Written by Razor
Published on
Have you ever run into problems with a cascade of dependencies between different versions of SASS extensions? How to use RVM to make things better.

One of our favourite things about working with SASS here at Razor Jam is its extensibility.

Addons like Compass and Susy help to bring even more firepower to our frontend arsenal, and the rich community around SASS means there’s always new things to try.

Recently however we ran into a few problems with a cascade of dependencies between different versions of our favourite SASS extensions. The outcome was that in order to be able to maintain an older project we had to keep our SASS version at 3.2, unable to flex with things like SASS Maps and parent selector prefixes on our newer work. Rubbish right?!

Fortunately, there is a tool called Ruby Version Manager (RVM) that makes rapidly switching between Gem versions a breeze, meaning you can maintain any number of setups be they legacy, stable or bleeding edge.

Step 1: Install RVM

If you’re not already using RVM then installation is easy. Simply paste the following command into a terminal window:

\curl -sSL | bash -s stable

Once RVM is installed you will need to load RVM like so:

source ~/.rvm/scripts/rvm

(RVM should also automatically add a line into your .bash_profile to ensure it is loaded in each future shell instance)

Now to check everything worked correctly type rvm -v and you should get some version information back from RVM.

Step 2: Install Ruby

Now to let RVM take the reins of your Ruby setup we need to install Ruby through it. To do this run:

rvm install 2.1

At this stage RVM will need to use a package manager. If you already have Homebrew or MacPorts it should pick up on that, otherwise RVM will go and install Homebrew for you and then continue to install Ruby.

Once you’re done run which ruby and make sure you get something like this back:

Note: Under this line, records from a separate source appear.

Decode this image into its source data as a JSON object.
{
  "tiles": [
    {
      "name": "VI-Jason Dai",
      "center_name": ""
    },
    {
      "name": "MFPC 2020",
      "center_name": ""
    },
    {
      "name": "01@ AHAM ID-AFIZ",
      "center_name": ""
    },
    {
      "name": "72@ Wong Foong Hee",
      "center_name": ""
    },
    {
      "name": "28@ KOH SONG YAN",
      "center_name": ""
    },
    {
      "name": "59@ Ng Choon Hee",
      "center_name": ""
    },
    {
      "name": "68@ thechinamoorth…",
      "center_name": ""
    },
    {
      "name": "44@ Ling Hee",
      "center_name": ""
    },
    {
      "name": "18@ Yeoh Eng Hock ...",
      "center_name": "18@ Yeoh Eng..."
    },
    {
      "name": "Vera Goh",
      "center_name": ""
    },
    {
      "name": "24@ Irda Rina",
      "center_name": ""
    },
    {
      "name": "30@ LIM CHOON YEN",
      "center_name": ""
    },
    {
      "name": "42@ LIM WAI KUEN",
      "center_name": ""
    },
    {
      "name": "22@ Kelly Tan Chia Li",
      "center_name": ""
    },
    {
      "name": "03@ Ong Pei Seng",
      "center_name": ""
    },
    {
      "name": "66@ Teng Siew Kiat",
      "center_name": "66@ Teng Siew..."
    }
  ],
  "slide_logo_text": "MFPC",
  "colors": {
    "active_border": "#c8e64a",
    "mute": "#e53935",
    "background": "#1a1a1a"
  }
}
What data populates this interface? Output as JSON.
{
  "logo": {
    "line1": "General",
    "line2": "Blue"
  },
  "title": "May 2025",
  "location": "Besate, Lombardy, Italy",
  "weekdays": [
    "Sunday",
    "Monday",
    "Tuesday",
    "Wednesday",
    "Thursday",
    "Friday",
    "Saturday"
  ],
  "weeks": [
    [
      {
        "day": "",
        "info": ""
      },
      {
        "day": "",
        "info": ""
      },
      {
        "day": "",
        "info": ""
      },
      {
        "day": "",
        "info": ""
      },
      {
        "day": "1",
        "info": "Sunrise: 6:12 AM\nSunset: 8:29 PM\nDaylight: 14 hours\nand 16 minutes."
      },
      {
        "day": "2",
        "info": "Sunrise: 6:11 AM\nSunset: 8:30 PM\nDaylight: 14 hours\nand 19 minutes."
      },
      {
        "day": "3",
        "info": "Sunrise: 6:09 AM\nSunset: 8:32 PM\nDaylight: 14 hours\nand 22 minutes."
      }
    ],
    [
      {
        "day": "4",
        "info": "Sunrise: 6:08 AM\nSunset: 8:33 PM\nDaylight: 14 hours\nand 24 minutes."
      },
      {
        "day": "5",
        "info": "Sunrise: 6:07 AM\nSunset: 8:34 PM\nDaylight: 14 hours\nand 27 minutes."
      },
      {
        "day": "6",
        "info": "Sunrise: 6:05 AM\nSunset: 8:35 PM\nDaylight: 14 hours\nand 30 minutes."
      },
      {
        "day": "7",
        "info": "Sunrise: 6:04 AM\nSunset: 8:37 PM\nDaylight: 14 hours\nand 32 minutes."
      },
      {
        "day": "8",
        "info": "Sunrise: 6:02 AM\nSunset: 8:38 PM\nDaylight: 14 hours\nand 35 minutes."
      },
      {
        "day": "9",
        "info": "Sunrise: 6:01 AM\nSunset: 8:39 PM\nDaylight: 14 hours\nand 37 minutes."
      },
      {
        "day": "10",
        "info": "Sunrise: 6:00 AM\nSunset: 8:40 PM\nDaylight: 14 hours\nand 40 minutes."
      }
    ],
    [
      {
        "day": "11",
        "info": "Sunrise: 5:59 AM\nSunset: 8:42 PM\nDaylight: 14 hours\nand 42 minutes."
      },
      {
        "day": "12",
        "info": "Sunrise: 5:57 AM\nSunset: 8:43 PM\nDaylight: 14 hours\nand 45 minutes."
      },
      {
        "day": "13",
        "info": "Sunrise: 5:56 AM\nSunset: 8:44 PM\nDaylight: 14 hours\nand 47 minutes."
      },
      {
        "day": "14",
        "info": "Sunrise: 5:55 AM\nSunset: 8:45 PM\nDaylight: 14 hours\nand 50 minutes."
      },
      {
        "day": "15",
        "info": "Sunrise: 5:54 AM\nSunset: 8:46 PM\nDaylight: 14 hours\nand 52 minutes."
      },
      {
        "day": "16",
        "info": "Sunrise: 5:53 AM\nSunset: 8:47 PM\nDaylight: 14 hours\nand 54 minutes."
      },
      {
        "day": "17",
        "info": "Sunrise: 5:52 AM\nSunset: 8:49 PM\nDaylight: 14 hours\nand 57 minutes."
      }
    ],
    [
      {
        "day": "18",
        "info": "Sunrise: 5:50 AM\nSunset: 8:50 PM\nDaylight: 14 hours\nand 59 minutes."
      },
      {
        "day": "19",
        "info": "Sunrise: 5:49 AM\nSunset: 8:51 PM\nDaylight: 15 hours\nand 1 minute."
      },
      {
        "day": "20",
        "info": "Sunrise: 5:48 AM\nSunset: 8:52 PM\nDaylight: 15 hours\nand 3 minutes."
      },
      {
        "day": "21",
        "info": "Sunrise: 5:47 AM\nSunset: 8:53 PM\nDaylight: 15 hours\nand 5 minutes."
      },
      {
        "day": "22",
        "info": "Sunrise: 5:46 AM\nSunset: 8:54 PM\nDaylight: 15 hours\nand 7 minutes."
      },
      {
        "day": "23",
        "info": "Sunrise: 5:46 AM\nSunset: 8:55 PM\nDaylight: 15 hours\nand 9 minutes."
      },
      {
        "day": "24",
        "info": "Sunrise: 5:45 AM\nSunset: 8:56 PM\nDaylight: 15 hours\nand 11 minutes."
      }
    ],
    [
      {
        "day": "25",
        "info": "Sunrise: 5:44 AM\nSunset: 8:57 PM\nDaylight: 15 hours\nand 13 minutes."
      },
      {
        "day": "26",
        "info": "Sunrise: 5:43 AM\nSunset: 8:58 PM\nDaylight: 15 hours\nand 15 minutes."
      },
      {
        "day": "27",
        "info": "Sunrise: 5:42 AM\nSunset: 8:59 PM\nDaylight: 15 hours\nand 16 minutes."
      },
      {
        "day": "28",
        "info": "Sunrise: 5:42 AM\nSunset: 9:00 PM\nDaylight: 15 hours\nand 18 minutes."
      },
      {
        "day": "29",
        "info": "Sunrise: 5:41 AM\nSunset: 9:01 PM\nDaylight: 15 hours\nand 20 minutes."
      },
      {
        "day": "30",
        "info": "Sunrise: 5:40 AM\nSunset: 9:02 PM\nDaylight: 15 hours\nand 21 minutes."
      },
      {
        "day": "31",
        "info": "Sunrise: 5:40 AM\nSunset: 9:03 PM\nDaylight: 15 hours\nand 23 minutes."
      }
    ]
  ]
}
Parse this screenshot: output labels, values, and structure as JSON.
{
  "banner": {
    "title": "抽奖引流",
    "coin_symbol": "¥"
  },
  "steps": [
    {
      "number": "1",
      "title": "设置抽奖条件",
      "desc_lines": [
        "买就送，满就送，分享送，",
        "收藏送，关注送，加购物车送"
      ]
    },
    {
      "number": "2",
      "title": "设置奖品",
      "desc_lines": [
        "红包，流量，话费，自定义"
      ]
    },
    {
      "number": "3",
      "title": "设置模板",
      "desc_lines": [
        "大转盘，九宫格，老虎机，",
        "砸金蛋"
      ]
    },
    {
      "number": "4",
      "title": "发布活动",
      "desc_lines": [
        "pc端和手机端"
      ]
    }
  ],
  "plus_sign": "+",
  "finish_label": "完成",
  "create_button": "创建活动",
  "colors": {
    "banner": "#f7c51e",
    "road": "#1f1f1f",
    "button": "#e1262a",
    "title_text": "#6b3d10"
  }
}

This tells us that the system is now running Ruby from within ~/.rvm rather than from the default /usr/bin/ruby.

Tip: When doing work like this its convenient to be able to reload your .bash_profile quickly. To speed this add an alias to your .bash_profile itself with the line alias rbp='. ~/.bash_profile' and then you only need to run rbp when you want to reload your profile.

Step 3: Create some Gem Sets

You can probably tell from just installing Ruby with RVM how easy it makes changing versions of Ruby. For most front-end work and simply running SASS and a few other gems you’re unlikely to need to do this very often. The feature of RVM we will be using is called Named Gem Sets.

To create two new named gem sets type:

rvm gemset create current legacy

Here I’ve called the gem sets current and legacy, but you can use whatever names you like.

Now to use one of your gem sets:

rvm 2.1.2@current

(If you want to see your current environment at any time run rvm current)

With your new gem set active you can now install your current versions of SASS and related gems:

    gem install sass

    gem install compass --pre

    gem install susy

You can then continue installing any other gems into your current environment you might need.

Step 4: Change it up

Once you’ve got one gemset setup, switch to your legacy gemset:

rvm 2.1.2@legacy

Because this is a new gemset we no longer have access to any of the gems in our current environment. Let’s go ahead and install an older set of gems:

    gem install sass -v 3.2.19

    gem install compass

    gem install susy -v 1.0.9

Step 5: Go forth, innovate and maintain!

Now you know you can easily switch between gemsets you can easily maintain those older projects and quickly change versions of any number of gems in just a few keystrokes.